YOUR OBJECTIVE |
Write out every line of the data below exactly as given.

** Opening DATA block **

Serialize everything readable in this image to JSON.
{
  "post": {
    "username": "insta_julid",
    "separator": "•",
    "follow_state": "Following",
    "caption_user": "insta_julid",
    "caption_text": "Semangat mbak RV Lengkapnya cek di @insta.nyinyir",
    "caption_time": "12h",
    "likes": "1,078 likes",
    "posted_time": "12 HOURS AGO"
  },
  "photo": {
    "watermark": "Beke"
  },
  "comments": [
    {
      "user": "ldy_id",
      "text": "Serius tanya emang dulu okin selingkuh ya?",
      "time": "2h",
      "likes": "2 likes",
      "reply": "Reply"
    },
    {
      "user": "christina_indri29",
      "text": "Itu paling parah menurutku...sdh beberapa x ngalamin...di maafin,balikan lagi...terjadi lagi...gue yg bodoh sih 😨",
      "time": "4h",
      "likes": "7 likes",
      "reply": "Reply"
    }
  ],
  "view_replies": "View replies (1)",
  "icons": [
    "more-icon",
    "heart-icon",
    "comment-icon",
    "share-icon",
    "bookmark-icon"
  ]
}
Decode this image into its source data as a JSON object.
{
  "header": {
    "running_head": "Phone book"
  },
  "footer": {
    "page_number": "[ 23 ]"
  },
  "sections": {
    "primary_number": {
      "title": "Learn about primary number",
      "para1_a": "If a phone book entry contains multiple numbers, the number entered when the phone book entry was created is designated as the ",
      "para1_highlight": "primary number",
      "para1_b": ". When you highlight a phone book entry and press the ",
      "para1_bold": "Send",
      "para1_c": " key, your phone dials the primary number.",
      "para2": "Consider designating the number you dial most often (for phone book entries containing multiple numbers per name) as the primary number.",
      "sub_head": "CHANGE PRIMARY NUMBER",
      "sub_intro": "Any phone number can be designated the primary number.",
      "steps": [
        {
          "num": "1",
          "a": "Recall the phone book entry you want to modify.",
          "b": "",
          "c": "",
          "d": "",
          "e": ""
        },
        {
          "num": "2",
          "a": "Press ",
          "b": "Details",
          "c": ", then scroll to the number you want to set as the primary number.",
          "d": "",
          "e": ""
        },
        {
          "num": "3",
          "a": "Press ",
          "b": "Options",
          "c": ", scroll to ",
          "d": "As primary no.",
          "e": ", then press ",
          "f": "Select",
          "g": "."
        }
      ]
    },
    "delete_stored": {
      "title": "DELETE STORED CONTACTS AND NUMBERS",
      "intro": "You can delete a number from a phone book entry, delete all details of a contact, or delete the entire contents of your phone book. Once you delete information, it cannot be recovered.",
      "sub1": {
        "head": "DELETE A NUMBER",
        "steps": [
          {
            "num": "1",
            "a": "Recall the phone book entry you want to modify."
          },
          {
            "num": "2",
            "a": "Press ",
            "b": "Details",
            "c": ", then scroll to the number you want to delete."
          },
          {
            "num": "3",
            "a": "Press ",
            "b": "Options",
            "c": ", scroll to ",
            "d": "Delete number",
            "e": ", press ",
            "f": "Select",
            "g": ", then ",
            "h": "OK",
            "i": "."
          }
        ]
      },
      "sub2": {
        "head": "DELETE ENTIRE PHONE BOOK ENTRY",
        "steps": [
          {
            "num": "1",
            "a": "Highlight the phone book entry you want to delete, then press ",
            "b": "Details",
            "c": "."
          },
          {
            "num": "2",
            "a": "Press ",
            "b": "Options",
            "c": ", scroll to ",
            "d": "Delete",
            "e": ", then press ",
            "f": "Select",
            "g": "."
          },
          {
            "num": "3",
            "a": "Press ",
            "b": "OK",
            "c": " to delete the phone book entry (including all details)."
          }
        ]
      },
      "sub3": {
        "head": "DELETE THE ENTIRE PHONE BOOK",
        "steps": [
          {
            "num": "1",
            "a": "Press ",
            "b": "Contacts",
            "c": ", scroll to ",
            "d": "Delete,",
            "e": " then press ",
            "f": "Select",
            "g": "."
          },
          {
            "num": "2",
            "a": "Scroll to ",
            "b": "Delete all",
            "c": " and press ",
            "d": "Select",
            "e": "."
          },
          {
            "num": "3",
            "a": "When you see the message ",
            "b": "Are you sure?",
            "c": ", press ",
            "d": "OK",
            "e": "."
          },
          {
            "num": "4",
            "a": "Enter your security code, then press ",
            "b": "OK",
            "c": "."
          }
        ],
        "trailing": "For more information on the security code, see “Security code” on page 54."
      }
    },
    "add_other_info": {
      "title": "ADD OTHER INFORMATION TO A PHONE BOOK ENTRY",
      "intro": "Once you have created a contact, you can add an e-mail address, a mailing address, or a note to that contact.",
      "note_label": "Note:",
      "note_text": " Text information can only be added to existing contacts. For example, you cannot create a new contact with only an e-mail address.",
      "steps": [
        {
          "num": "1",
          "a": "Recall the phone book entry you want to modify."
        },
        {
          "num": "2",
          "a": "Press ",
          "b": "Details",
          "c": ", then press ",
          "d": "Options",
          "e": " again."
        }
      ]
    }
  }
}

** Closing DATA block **

ANSWER TO THIS TASK |
Serialize everything readable in this image to JSON.
{
  "post": {
    "username": "insta_julid",
    "separator": "•",
    "follow_state": "Following",
    "caption_user": "insta_julid",
    "caption_text": "Semangat mbak RV Lengkapnya cek di @insta.nyinyir",
    "caption_time": "12h",
    "likes": "1,078 likes",
    "posted_time": "12 HOURS AGO"
  },
  "photo": {
    "watermark": "Beke"
  },
  "comments": [
    {
      "user": "ldy_id",
      "text": "Serius tanya emang dulu okin selingkuh ya?",
      "time": "2h",
      "likes": "2 likes",
      "reply": "Reply"
    },
    {
      "user": "christina_indri29",
      "text": "Itu paling parah menurutku...sdh beberapa x ngalamin...di maafin,balikan lagi...terjadi lagi...gue yg bodoh sih 😨",
      "time": "4h",
      "likes": "7 likes",
      "reply": "Reply"
    }
  ],
  "view_replies": "View replies (1)",
  "icons": [
    "more-icon",
    "heart-icon",
    "comment-icon",
    "share-icon",
    "bookmark-icon"
  ]
}
Decode this image into its source data as a JSON object.
{
  "header": {
    "running_head": "Phone book"
  },
  "footer": {
    "page_number": "[ 23 ]"
  },
  "sections": {
    "primary_number": {
      "title": "Learn about primary number",
      "para1_a": "If a phone book entry contains multiple numbers, the number entered when the phone book entry was created is designated as the ",
      "para1_highlight": "primary number",
      "para1_b": ". When you highlight a phone book entry and press the ",
      "para1_bold": "Send",
      "para1_c": " key, your phone dials the primary number.",
      "para2": "Consider designating the number you dial most often (for phone book entries containing multiple numbers per name) as the primary number.",
      "sub_head": "CHANGE PRIMARY NUMBER",
      "sub_intro": "Any phone number can be designated the primary number.",
      "steps": [
        {
          "num": "1",
          "a": "Recall the phone book entry you want to modify.",
          "b": "",
          "c": "",
          "d": "",
          "e": ""
        },
        {
          "num": "2",
          "a": "Press ",
          "b": "Details",
          "c": ", then scroll to the number you want to set as the primary number.",
          "d": "",
          "e": ""
        },
        {
          "num": "3",
          "a": "Press ",
          "b": "Options",
          "c": ", scroll to ",
          "d": "As primary no.",
          "e": ", then press ",
          "f": "Select",
          "g": "."
        }
      ]
    },
    "delete_stored": {
      "title": "DELETE STORED CONTACTS AND NUMBERS",
      "intro": "You can delete a number from a phone book entry, delete all details of a contact, or delete the entire contents of your phone book. Once you delete information, it cannot be recovered.",
      "sub1": {
        "head": "DELETE A NUMBER",
        "steps": [
          {
            "num": "1",
            "a": "Recall the phone book entry you want to modify."
          },
          {
            "num": "2",
            "a": "Press ",
            "b": "Details",
            "c": ", then scroll to the number you want to delete."
          },
          {
            "num": "3",
            "a": "Press ",
            "b": "Options",
            "c": ", scroll to ",
            "d": "Delete number",
            "e": ", press ",
            "f": "Select",
            "g": ", then ",
            "h": "OK",
            "i": "."
          }
        ]
      },
      "sub2": {
        "head": "DELETE ENTIRE PHONE BOOK ENTRY",
        "steps": [
          {
            "num": "1",
            "a": "Highlight the phone book entry you want to delete, then press ",
            "b": "Details",
            "c": "."
          },
          {
            "num": "2",
            "a": "Press ",
            "b": "Options",
            "c": ", scroll to ",
            "d": "Delete",
            "e": ", then press ",
            "f": "Select",
            "g": "."
          },
          {
            "num": "3",
            "a": "Press ",
            "b": "OK",
            "c": " to delete the phone book entry (including all details)."
          }
        ]
      },
      "sub3": {
        "head": "DELETE THE ENTIRE PHONE BOOK",
        "steps": [
          {
            "num": "1",
            "a": "Press ",
            "b": "Contacts",
            "c": ", scroll to ",
            "d": "Delete,",
            "e": " then press ",
            "f": "Select",
            "g": "."
          },
          {
            "num": "2",
            "a": "Scroll to ",
            "b": "Delete all",
            "c": " and press ",
            "d": "Select",
            "e": "."
          },
          {
            "num": "3",
            "a": "When you see the message ",
            "b": "Are you sure?",
            "c": ", press ",
            "d": "OK",
            "e": "."
          },
          {
            "num": "4",
            "a": "Enter your security code, then press ",
            "b": "OK",
            "c": "."
          }
        ],
        "trailing": "For more information on the security code, see “Security code” on page 54."
      }
    },
    "add_other_info": {
      "title": "ADD OTHER INFORMATION TO A PHONE BOOK ENTRY",
      "intro": "Once you have created a contact, you can add an e-mail address, a mailing address, or a note to that contact.",
      "note_label": "Note:",
      "note_text": " Text information can only be added to existing contacts. For example, you cannot create a new contact with only an e-mail address.",
      "steps": [
        {
          "num": "1",
          "a": "Recall the phone book entry you want to modify."
        },
        {
          "num": "2",
          "a": "Press ",
          "b": "Details",
          "c": ", then press ",
          "d": "Options",
          "e": " again."
        }
      ]
    }
  }
}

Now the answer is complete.